Yesterday, I attended the DeSilva + Phillips Media Dealmakers Summit. There was a lot of talk about tablets and Rupert Murdoch’s launch of The Daily during the morning. Normally, I hound these conferences for PE and banking sources, but the conversation was so interesting that I will share with you.
Andrew Edgecliffe-Johnson, the Financial Times media editor (who was subbing for WSJ’s Walt Mossberg who was sick), asked panelists whether “tablets and e-readers are the future of media.” The question generated some interesting responses.
“Yes,” said George Colony, Forrester Research’s chairman and CEO. “These devices are the nexus of future media.”
John Ridding, the FT’s CEO, agreed that tablets are a game changer and a “very powerful business tool.” “You don’t need a cupboard or a kit [of devices],” he added. “You just need a tablet.”
Ridding also said that mobile devices are driving 20% of the FT’s new weekly subscriptions. The FT, in fact, has scored over 600,000 downloads of its iPhone app, which isn’t slowing down, he said.

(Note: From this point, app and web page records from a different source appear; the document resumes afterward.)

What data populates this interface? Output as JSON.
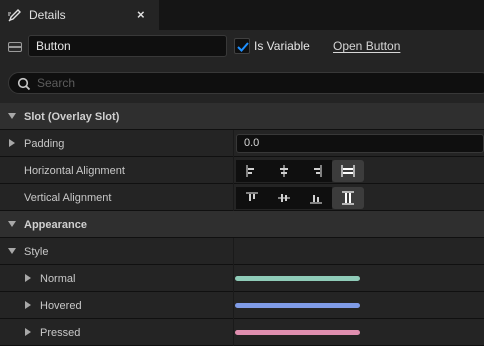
{
  "tab": {
    "title": "Details",
    "close": "×"
  },
  "widget": {
    "name": "Button",
    "is_variable_label": "Is Variable",
    "is_variable_checked": true,
    "open_button_label": "Open Button"
  },
  "search": {
    "placeholder": "Search"
  },
  "slot_section": {
    "title": "Slot (Overlay Slot)",
    "padding_label": "Padding",
    "padding_value": "0.0",
    "h_align_label": "Horizontal Alignment",
    "v_align_label": "Vertical Alignment",
    "h_align_options": [
      "align-left-icon",
      "align-center-icon",
      "align-right-icon",
      "align-fill-horizontal-icon"
    ],
    "h_align_selected": 3,
    "v_align_options": [
      "align-top-icon",
      "align-middle-icon",
      "align-bottom-icon",
      "align-fill-vertical-icon"
    ],
    "v_align_selected": 3
  },
  "appearance_section": {
    "title": "Appearance",
    "style_label": "Style",
    "states": [
      {
        "label": "Normal",
        "color": "#8fcbb8"
      },
      {
        "label": "Hovered",
        "color": "#7f9be6"
      },
      {
        "label": "Pressed",
        "color": "#e08fb0"
      }
    ]
  },
  "colors": {
    "checkbox_check": "#1e90ff",
    "active_button": "#3c3c3c"
  }
}
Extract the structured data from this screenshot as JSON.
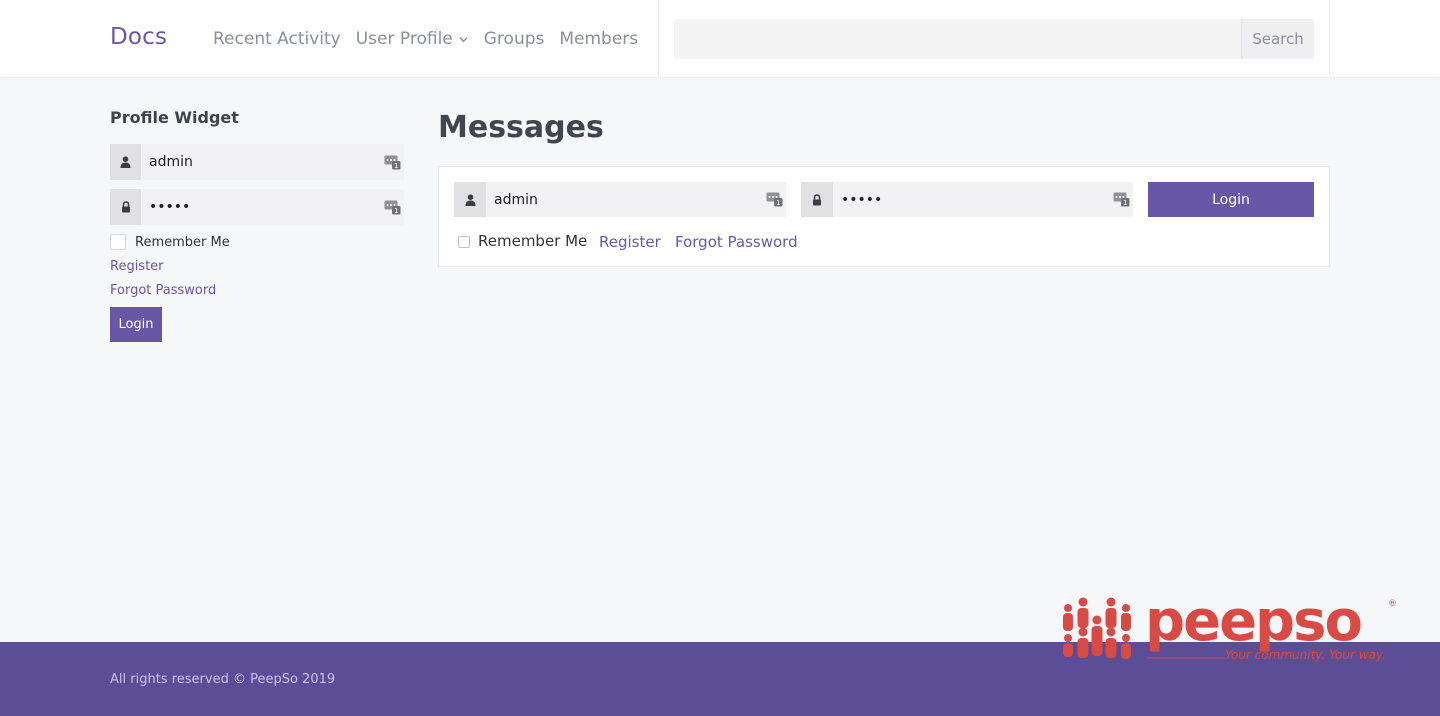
{
  "header": {
    "brand": "Docs",
    "nav": [
      {
        "label": "Recent Activity"
      },
      {
        "label": "User Profile"
      },
      {
        "label": "Groups"
      },
      {
        "label": "Members"
      }
    ],
    "search": {
      "value": "",
      "button_label": "Search"
    }
  },
  "sidebar": {
    "title": "Profile Widget",
    "username_value": "admin",
    "password_value": "•••••",
    "remember_label": "Remember Me",
    "register_label": "Register",
    "forgot_label": "Forgot Password",
    "login_label": "Login"
  },
  "main": {
    "title": "Messages",
    "username_value": "admin",
    "password_value": "•••••",
    "login_label": "Login",
    "remember_label": "Remember Me",
    "register_label": "Register",
    "forgot_label": "Forgot Password"
  },
  "footer": {
    "copyright": "All rights reserved © PeepSo 2019",
    "logo_text": "peepso",
    "logo_tagline": "Your community. Your way."
  },
  "colors": {
    "accent": "#6856a6",
    "footer_bg": "#5b4d96",
    "page_bg": "#f6f7f9",
    "logo_red": "#d94a45",
    "logo_pink": "#e6a3a6"
  }
}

However, Vivian Schiller, CEO of NPR, isn’t all gaga about tablets. NPR content, she said, is “aggressively deployed” on tablets and is also on e-readers and the HTML Internet. “The tablet is an incredibly important piece,” she said. “But it will never replace smaller, mobile devices.”

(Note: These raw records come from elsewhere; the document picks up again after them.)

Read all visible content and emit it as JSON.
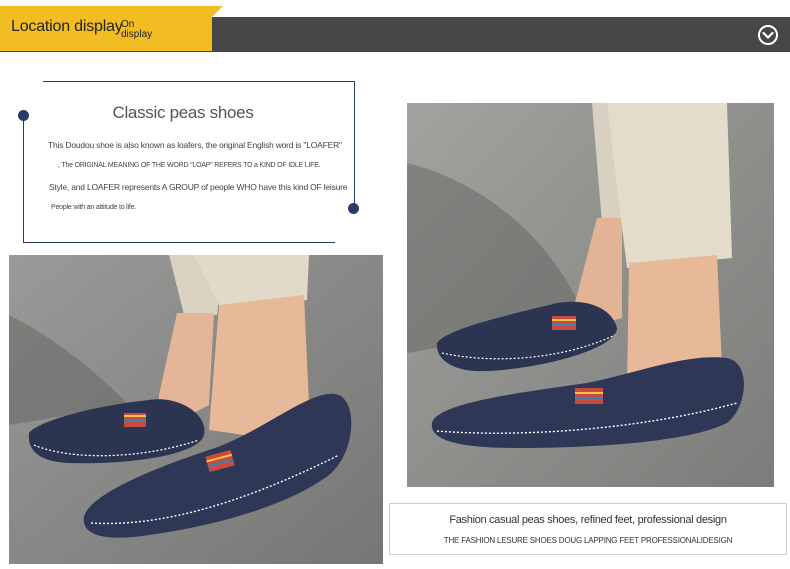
{
  "header": {
    "title": "Location display",
    "sub_line1": "On",
    "sub_line2": "display",
    "icon": "chevron-down-circle-icon",
    "accent_color": "#f2bd23",
    "bar_color": "#474747"
  },
  "intro": {
    "title": "Classic peas shoes",
    "lines": [
      "This Doudou shoe is also known as loafers, the original English word is \"LOAFER\"",
      ", The ORIGINAL MEANING OF THE WORD \"LOAP\" REFERS TO a KIND OF IDLE LIFE.",
      "Style, and LOAFER represents A GROUP of people WHO have this kind OF leisure",
      "People with an attitude to life."
    ]
  },
  "caption": {
    "line1": "Fashion casual peas shoes, refined feet, professional design",
    "line2": "THE FASHION LESURE SHOES DOUG LAPPING FEET PROFESSIONALIDESIGN"
  },
  "colors": {
    "frame": "#2c3b66",
    "shoe": "#2d3550",
    "pants": "#d8d0c0",
    "skin": "#e3b394",
    "ground": "#8c8c8c"
  }
}
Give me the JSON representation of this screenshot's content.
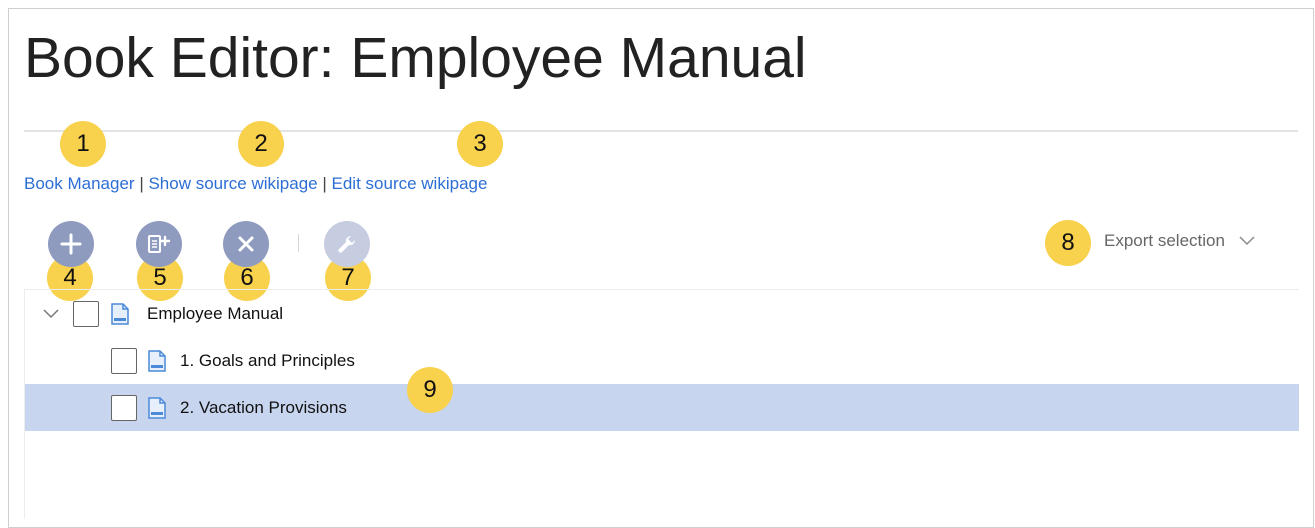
{
  "page": {
    "title": "Book Editor: Employee Manual"
  },
  "links": {
    "book_manager": "Book Manager",
    "show_source": "Show source wikipage",
    "edit_source": "Edit source wikipage",
    "separator": "|"
  },
  "toolbar": {
    "add_icon": "plus-icon",
    "add_subpage_icon": "add-page-icon",
    "remove_icon": "close-icon",
    "tools_icon": "wrench-icon",
    "export_label": "Export selection"
  },
  "badges": [
    "1",
    "2",
    "3",
    "4",
    "5",
    "6",
    "7",
    "8",
    "9"
  ],
  "tree": {
    "items": [
      {
        "label": "Employee Manual",
        "level": 0,
        "expanded": true,
        "selected": false
      },
      {
        "label": "1. Goals and Principles",
        "level": 1,
        "selected": false
      },
      {
        "label": "2. Vacation Provisions",
        "level": 1,
        "selected": true
      }
    ]
  },
  "colors": {
    "link": "#2c6ed5",
    "badge": "#f8d14d",
    "tool_button": "#8e9bbf",
    "tool_button_disabled": "#c7cde0",
    "selected_row": "#c8d5ef"
  }
}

Colony, of Forrester, shocked some in the audience when he said that “the emerging model is app Internet. We think the Web is dead technology. It’s not the future of media architecture.”
He also thinks e-reader devices are dead. NPR‘s Schiller said she loves e-readers but admitted that NPR isn’t on them. See Folio’s take.

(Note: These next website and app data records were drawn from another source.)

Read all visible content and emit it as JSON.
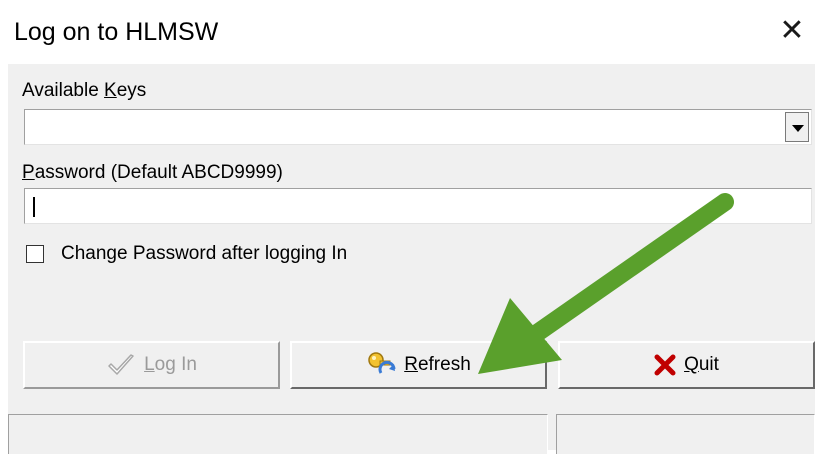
{
  "window": {
    "title": "Log on to HLMSW",
    "close_label": "✕"
  },
  "keys": {
    "label_pre": "Available ",
    "label_accel": "K",
    "label_post": "eys",
    "selected": ""
  },
  "password": {
    "label_accel": "P",
    "label_rest": "assword (Default  ABCD9999)",
    "value": ""
  },
  "change_password": {
    "label": "Change Password after logging In",
    "checked": false
  },
  "buttons": {
    "login": {
      "accel": "L",
      "rest": "og In",
      "enabled": false
    },
    "refresh": {
      "accel": "R",
      "rest": "efresh"
    },
    "quit": {
      "accel": "Q",
      "rest": "uit"
    }
  },
  "colors": {
    "annotation_arrow": "#5aa02c",
    "quit_icon": "#c00000",
    "key_icon": "#e8b82a"
  }
}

The conversation then turned to The Daily, the iPad daily newspaper launched by News Corp. and Apple. Edgecliffe-Johnson asked the Dealmakers audience how many had downloaded The Daily on Wednesday (the first day of its launch). Several, maybe 10 people, raised their hand.
“How many downloaded it today?” Edgecliffe-Johnson said. Only one person, that I could see, raised their hand.
FT‘s Edgecliffe-Johnson asked the audience, which was filled with print and private equity executives (plus investment bankers), if The Daily was the future of the media. “We will look at this as a major jump forward,” Colony of Forrester said.
But the FT’s Ridding disagreed. “No,” he said. “In a very crowded media market, The Daily is a new title.”
Ridding also believes that Murdoch was “very timid” on The Daily’s pricing. Subscribers pay 99 cents a week, or $39.99 a year. Young people, Ridding said, haven’t had to pay for news. “Why should they?” he said. “You need to have a business model that would require them to pay.” Later, Ridding told me that he believes “good journalism is worth paying for,” but he wouldn’t say how much he would charge for The Daily.
Schiller, of NPR, said the newspaper has a fatal flaw. The Daily, which claims to provide the best news experience, doesn’t bother to provide updates to readers. “Unless they change that I don’t want to read it,” she said.
(CORRECTION: John Ridding’s name was misspelled in the original version of this story.)